It was lovely, all agree she was generous, intelligent, talented, at times fierce, always tenacious, and missed. She taught writing to people affected by illness, bad luck, or bad choices, in prisons and community centers, she edited, she translated, she fought bad politics and policies, she wrote a lot of poems and novels, took photos with the same passion as she wrote, she loved her husband, city home and country house. This saying goodbye is hard stuff. Jim and I grouchy after, the sadness collecting into an itch of the spirit. I am thinking, when I am gone, throw my ashes off a cliff and get rip-roaring drunk in a bar as you roast me, toast me.

Once home, I made my weekly trip to the library, return & take, and Mondels chocolate shop, spend & savor. I am so thankful I live in this neighborhood. The college town bars and cafes and bookstores.
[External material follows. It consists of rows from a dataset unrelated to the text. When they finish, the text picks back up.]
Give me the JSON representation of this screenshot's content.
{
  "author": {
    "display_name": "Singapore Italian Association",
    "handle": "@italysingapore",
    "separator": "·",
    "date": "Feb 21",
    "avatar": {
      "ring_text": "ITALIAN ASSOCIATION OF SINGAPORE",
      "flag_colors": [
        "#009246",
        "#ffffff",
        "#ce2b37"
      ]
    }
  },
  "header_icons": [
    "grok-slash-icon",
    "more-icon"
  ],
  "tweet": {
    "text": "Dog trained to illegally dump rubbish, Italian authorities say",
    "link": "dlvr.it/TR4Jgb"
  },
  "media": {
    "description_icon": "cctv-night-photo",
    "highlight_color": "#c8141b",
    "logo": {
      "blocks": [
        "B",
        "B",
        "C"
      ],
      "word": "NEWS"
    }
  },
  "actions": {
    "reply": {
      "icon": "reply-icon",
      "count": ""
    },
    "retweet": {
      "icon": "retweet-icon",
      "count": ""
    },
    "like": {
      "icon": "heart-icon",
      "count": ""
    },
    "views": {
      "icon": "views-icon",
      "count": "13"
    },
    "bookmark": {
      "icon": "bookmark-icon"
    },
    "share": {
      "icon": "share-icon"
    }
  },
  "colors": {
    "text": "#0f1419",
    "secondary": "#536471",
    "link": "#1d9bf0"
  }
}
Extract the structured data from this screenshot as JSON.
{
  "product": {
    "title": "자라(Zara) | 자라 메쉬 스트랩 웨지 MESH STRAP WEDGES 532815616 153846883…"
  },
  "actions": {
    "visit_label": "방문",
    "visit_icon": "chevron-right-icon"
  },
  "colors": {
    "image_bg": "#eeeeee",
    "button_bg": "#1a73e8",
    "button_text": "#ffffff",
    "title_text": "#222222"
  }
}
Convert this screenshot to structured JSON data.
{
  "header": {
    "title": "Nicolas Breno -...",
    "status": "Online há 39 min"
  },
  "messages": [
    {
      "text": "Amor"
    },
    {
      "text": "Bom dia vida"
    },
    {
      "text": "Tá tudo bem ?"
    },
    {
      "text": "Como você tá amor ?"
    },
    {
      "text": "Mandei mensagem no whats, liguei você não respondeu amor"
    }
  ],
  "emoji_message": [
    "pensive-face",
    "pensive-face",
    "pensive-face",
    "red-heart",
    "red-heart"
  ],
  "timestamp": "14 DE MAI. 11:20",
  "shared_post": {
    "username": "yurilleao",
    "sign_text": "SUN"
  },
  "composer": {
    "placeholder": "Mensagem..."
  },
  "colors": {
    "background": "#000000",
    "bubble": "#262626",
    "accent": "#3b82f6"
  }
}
As I popped and crunched the dark chocolate rum balls in my mouth and strolled down Broadway on this particularly clear afternoon, I nodded at the guys playing chess and slapping their timer, the vendors selling their dusty romances and sci fi books on rusty card tables, the college students in their artfully distressed sneakers, the double decker strollers with the double pairs of eyes, the pastel paintings of Hilary and Obama done by Hani now fading back into cement, and the legions of hounds on leashes splashing curb and post with their own, I was here.

If a life well lived is to be remembered as Rochelle has been, then I have some work to do. As I get older the giving back part is starting to seem a whole lot more important than it used to.